----- Stored data -----

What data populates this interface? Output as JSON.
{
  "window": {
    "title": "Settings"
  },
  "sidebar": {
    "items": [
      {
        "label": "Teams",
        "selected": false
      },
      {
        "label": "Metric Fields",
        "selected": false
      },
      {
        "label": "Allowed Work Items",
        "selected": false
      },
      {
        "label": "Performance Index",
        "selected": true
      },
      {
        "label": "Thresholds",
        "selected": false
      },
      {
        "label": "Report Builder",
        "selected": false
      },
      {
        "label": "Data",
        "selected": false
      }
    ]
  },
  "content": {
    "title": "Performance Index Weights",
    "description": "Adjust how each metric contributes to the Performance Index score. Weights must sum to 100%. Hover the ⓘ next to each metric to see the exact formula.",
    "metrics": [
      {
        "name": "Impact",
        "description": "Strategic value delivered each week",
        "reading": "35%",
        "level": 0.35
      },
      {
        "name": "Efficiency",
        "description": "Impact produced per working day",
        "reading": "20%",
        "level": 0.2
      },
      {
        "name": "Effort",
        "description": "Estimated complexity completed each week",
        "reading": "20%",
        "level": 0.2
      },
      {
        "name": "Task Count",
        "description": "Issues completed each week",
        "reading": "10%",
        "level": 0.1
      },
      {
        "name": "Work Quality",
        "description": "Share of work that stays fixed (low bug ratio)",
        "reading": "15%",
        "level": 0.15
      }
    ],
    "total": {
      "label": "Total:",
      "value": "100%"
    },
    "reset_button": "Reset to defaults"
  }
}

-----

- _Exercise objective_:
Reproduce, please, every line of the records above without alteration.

- _Result of this task_:
What data populates this interface? Output as JSON.
{
  "window": {
    "title": "Settings"
  },
  "sidebar": {
    "items": [
      {
        "label": "Teams",
        "selected": false
      },
      {
        "label": "Metric Fields",
        "selected": false
      },
      {
        "label": "Allowed Work Items",
        "selected": false
      },
      {
        "label": "Performance Index",
        "selected": true
      },
      {
        "label": "Thresholds",
        "selected": false
      },
      {
        "label": "Report Builder",
        "selected": false
      },
      {
        "label": "Data",
        "selected": false
      }
    ]
  },
  "content": {
    "title": "Performance Index Weights",
    "description": "Adjust how each metric contributes to the Performance Index score. Weights must sum to 100%. Hover the ⓘ next to each metric to see the exact formula.",
    "metrics": [
      {
        "name": "Impact",
        "description": "Strategic value delivered each week",
        "reading": "35%",
        "level": 0.35
      },
      {
        "name": "Efficiency",
        "description": "Impact produced per working day",
        "reading": "20%",
        "level": 0.2
      },
      {
        "name": "Effort",
        "description": "Estimated complexity completed each week",
        "reading": "20%",
        "level": 0.2
      },
      {
        "name": "Task Count",
        "description": "Issues completed each week",
        "reading": "10%",
        "level": 0.1
      },
      {
        "name": "Work Quality",
        "description": "Share of work that stays fixed (low bug ratio)",
        "reading": "15%",
        "level": 0.15
      }
    ],
    "total": {
      "label": "Total:",
      "value": "100%"
    },
    "reset_button": "Reset to defaults"
  }
}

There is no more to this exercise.